Educate employees about these rights to help them understand what they are entitled to and what to expect when seeking help. Knowing there cannot and will not be any legal retaliation to speaking up for what they need can give a lot of people comfort and courage.
Provide The Support Your Employees Need
Include counselling services as a part of your employee benefits package to make it accessible for your employees to get the help they need. Awareness is growing but access to quality mental health services continues to be difficult for many people. 60% of people diagnosed with mental illness do not receive treatment. Highlight these features to your team and make them known.
Be Trained To Make a Difference
Mental health first aid, and Psychological Health and Safety Advisor courses empower people to recognize and support those who are suffering from mental illness in the workplace. The purpose of these training programs are to provide a safety service. It should be viewed the same way CPR or physical First Aid is. Mental Health First Aid Canada offers courses to train people to recognize and support those struggling with mental health. Mental Health First Aid USA offers the same types of services, as well.
“When moments of crisis occur, people don’t often rise to the occasion, but they sink to their level of training. Making safety procedures and responses a drill which we follow are what save lives,” says Lawrence Blake, Program Manager for Mental Health Works with the Canadian Mental Health Association of Ontario. These courses provide this same training for responding to mental health or suicide crises in the workplace.
When choosing who to train in these programs, there are different levels of influence within a company to consider: management and leadership. Blake identifies the difference between them and their role in creating a safe space in the workplace.
“Management is an appointed position within a company. They are the managers, CEO’S, site supervisors, etc. Leaders aren’t appointed, and can be found at any and all levels of an organization,” says Blake. “From the worker sweeping to the manager of a big team, anyone can be a leader. It’s an innate quality which defies any job description. It’s important to work with both management and leaders when working towards the creation of a space space.”
When implementing changes, you need the support of management. You can’t leave managers and supervisors out of the initiatives. At the same time, people who show leadership qualities need to be included. This ensures that workers have access to trained individuals on site and in the office and have access to someone who is available for vulnerable, open, and honest conversations.
Seek Help Where You Can Get It
The first step in getting help is to ask for it. There are many different ways to get access to resources, none of them the “right” way.
Doctors, local help lines, and online resources are all available through a quick search. These tools are useful to connect you to the appropriate people and groups that can provide the support really needed. If you don’t feel comfortable talking to a professional, seek a friend or loved one. The most important action that you can take is to seek help and tell someone. There’s a really great video from the same organizers as Movember which looks at the importance of seeking help and talking about problems. You can see it here.
Campaign from Movember for men’s mental health. Image borrowed from Movember.
Movember is a well-known men’s health movement associated with November mustaches that men grow to raise awareness for men’s health. The movement originally brought awareness to physical health issues like prostate cancer. In has transformed to incorporate all aspects of men’s health, including mental health. They have another helpful resource called Heads Up Guys which has great support information as well.

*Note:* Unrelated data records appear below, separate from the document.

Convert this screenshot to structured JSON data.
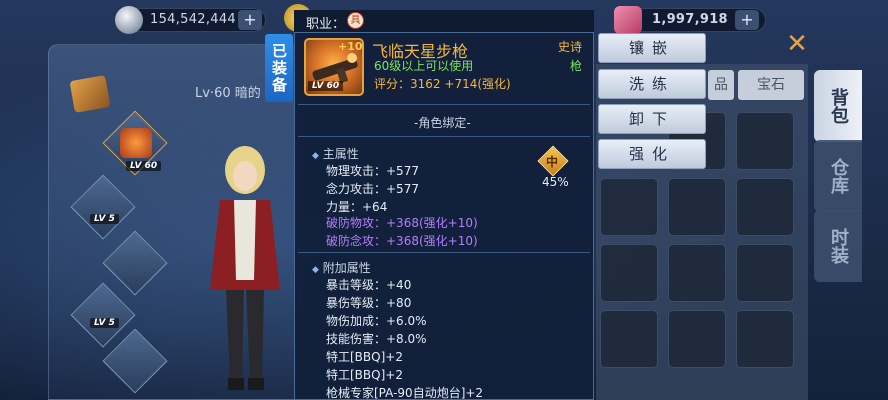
{
  "currency": {
    "silver": "154,542,444",
    "gems": "1,997,918"
  },
  "tooltip": {
    "job_label": "职业：",
    "job_icon_glyph": "具",
    "equipped_label": "已装备",
    "item_name": "飞临天星步枪",
    "item_plus": "+10",
    "item_level_badge": "LV 60",
    "rarity": "史诗",
    "requirement": "60级以上可以使用",
    "weapon_type": "枪",
    "score_label": "评分：",
    "score_base": "3162",
    "score_bonus": "+714(强化)",
    "bind_text": "-角色绑定-",
    "main_attr_title": "主属性",
    "main_attrs": [
      "物理攻击：+577",
      "念力攻击：+577",
      "力量：+64"
    ],
    "main_attrs_enhanced": [
      "破防物攻：+368(强化+10)",
      "破防念攻：+368(强化+10)"
    ],
    "tier_glyph": "中",
    "tier_percent": "45%",
    "extra_attr_title": "附加属性",
    "extra_attrs": [
      "暴击等级：+40",
      "暴伤等级：+80",
      "物伤加成：+6.0%",
      "技能伤害：+8.0%",
      "特工[BBQ]+2",
      "特工[BBQ]+2",
      "枪械专家[PA-90自动炮台]+2"
    ]
  },
  "actions": [
    "镶嵌",
    "洗练",
    "卸下",
    "强化"
  ],
  "left_panel": {
    "level_text": "Lv·60 暗的",
    "slot_levels": [
      "LV 60",
      "LV 5",
      "LV 5"
    ]
  },
  "right_panel": {
    "filter_tabs": [
      "品",
      "宝石"
    ],
    "side_tabs": [
      "背包",
      "仓库",
      "时装"
    ]
  },
  "colors": {
    "accent_gold": "#f6b73c",
    "attr_green": "#7be35a",
    "enhance_purple": "#b77cff",
    "equipped_blue": "#2a86e0"
  }
}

It’s time to embrace the fact that everyone – construction workers include – are humans. It’s human to struggle and it’s human to ask for help. Therefore, the stigma needs to end for us to truly support each other. Mental health should be protected the same way physical health is. The construction industry can lead the way in this movement and can make it the responsibility of everyone in the industry to protect the men and women who work in it.